It has been over a week since the Tamil Nadu government unveiled its solar policy for 2019. As per the new provisions, the state will aim to install 9,000 megawatts (MW) of solar capacity by 2023, with 40 percent of these installations coming from rooftop solar panels.
While the policy could mean that Tamil Nadu will make a giant leap towards going green, several questions continue to remain on just how the state will implement the policy.
For instance, the government’s plan to install a total of 9,000 MW of solar power in five years sounds great on paper. But there’s one big problem: the decision to get more homes and offices to build solar panels on their rooftops. That’s because if you own a decently sized factory, you probably fall into the “high-tension” category, and don’t have your plant covered under the solar policy.
“The policy doesn’t include ‘high tension’ consumers, which means scaling up of small and medium enterprises would be challenging,” said Saswat Das, managing director, Sunmeister. “So, you would only focus on smaller individuals, who would either fall under the ‘subsidy’ category or end up being high-income groups who will then build solar plants of their own.”
Added to this dichotomy is the government’s apparent inability to implement uniform net-metering for rooftop solar panels already in existence. Both factors coupled result in Tamil Nadu losing out on a great deal of potential installed capacity.
“We did a quick back-of-the-envelope calculation. If we tweak the policy and install solar rooftops across Chennai alone, we can have 1,500 MW of solar coming in from rooftops in the city,” said Ramesh Kymal, managing director, Siemens Gamesa India.
But if losing out on potential is one problem, the fact that the state’s Micro, Small and Medium Enterprises (MSME) sector probably doesn’t get to benefit as much from the policy, on account of the government’s step-motherly treatment of high-tension consumers, is more worrying.
“The MSME sector is more competitive outside Tamil Nadu and internationally, only because it is able to get power at a reasonable price through renewable energy,” added Kymal. “So, it is important that open access is part of this policy.”
At present, Tamil Nadu has 2,200 MW in installed solar capacity. Adding 6,800 MW in five years means 1,360 MW per year in new capacity. Experts maintain that getting to that will not be a problem.
“We could have aimed higher,” said Kymal. The policy also allows for single-window approvals for manufacturing projects involving solar equipment and calls for exempting the consumer category from electricity tax for two years.
What will continue to be a bugbear for solar producers, however, is the Tamil Nadu government’s continued preference of reverse-bidding, to decide solar tariffs. At present, the process ensures that buyers end up with extremely low solar tariffs — a factor that could prove to be unviable for sellers in the long run.
“Reverse auctioneering has driven tariffs down to such a low level that it is no longer viable,” said Ranganath NK, managing director, Grundfos India. “So, there is going to be a situation where a provider decides to cut corners if they are continuing to quote prices at the tariff in question.”
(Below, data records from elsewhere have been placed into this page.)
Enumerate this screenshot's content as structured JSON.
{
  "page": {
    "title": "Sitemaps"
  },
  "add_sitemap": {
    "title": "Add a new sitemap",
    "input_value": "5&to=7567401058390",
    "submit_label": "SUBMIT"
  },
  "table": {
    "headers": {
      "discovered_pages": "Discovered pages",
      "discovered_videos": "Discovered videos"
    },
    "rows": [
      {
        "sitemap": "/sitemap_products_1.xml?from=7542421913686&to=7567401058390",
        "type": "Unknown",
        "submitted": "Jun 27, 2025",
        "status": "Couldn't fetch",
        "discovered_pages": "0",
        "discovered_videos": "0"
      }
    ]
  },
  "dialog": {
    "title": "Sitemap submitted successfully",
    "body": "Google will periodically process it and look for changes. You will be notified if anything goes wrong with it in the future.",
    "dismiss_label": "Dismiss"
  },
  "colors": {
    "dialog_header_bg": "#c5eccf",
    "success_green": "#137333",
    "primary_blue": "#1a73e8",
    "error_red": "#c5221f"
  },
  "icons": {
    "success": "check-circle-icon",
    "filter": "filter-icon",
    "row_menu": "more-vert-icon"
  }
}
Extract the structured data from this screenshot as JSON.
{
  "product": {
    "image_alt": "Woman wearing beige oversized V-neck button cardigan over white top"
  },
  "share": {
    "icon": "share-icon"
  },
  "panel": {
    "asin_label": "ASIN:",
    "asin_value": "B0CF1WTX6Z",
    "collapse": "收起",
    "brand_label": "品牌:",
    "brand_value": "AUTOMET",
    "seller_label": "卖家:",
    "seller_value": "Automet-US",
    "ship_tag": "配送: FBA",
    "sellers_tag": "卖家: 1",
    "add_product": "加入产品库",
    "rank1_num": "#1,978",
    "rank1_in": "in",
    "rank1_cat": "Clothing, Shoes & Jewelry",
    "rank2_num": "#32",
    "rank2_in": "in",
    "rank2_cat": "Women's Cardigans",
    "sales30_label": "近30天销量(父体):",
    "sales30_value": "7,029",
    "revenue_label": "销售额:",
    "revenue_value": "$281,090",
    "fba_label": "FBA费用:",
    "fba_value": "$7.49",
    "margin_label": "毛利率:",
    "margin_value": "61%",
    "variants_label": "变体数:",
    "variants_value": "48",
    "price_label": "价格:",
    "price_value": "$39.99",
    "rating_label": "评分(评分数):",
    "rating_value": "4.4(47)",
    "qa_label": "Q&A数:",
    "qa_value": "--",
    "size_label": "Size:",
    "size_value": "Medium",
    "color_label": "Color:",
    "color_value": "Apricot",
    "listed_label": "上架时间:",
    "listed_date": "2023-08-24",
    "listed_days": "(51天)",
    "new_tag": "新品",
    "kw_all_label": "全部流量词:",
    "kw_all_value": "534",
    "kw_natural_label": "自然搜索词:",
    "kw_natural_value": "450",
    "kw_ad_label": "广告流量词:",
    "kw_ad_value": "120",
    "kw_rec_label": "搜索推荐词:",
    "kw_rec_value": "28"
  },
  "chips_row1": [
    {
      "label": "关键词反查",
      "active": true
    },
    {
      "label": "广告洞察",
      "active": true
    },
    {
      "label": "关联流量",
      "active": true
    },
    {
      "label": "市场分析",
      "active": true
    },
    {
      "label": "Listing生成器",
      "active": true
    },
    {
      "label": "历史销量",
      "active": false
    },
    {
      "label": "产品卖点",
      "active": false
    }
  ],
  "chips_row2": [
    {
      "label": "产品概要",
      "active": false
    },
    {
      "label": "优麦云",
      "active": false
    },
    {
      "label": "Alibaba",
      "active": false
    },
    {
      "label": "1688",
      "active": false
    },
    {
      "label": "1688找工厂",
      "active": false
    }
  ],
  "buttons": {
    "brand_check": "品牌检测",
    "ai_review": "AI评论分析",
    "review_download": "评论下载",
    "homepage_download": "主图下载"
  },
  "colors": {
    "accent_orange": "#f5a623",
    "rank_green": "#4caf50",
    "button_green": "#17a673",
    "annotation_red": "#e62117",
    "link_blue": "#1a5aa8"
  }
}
There is, however, a way out — should the government choose to implement it by tweaking the policy. “One of the suggestions we were discussing a few days ago, is to ignore the lowest quote and the highest quote,” said Ranganath. “Take the average quote instead, and that should be the price-discovery mechanism — to make it sustainable for anybody investing.”
With elections approaching, the state government is choosing to take the project-and-scheme route towards boosting solar capacity. This includes investing Rs 1,500 crore in floating solar projects and providing 2,000 solar pump sets to the state’s farmers.So, while Tamil Nadu looks more than certain to hit that 9,000-MW target by 2023, how easily can it get there will continue to remain a question that needs answering.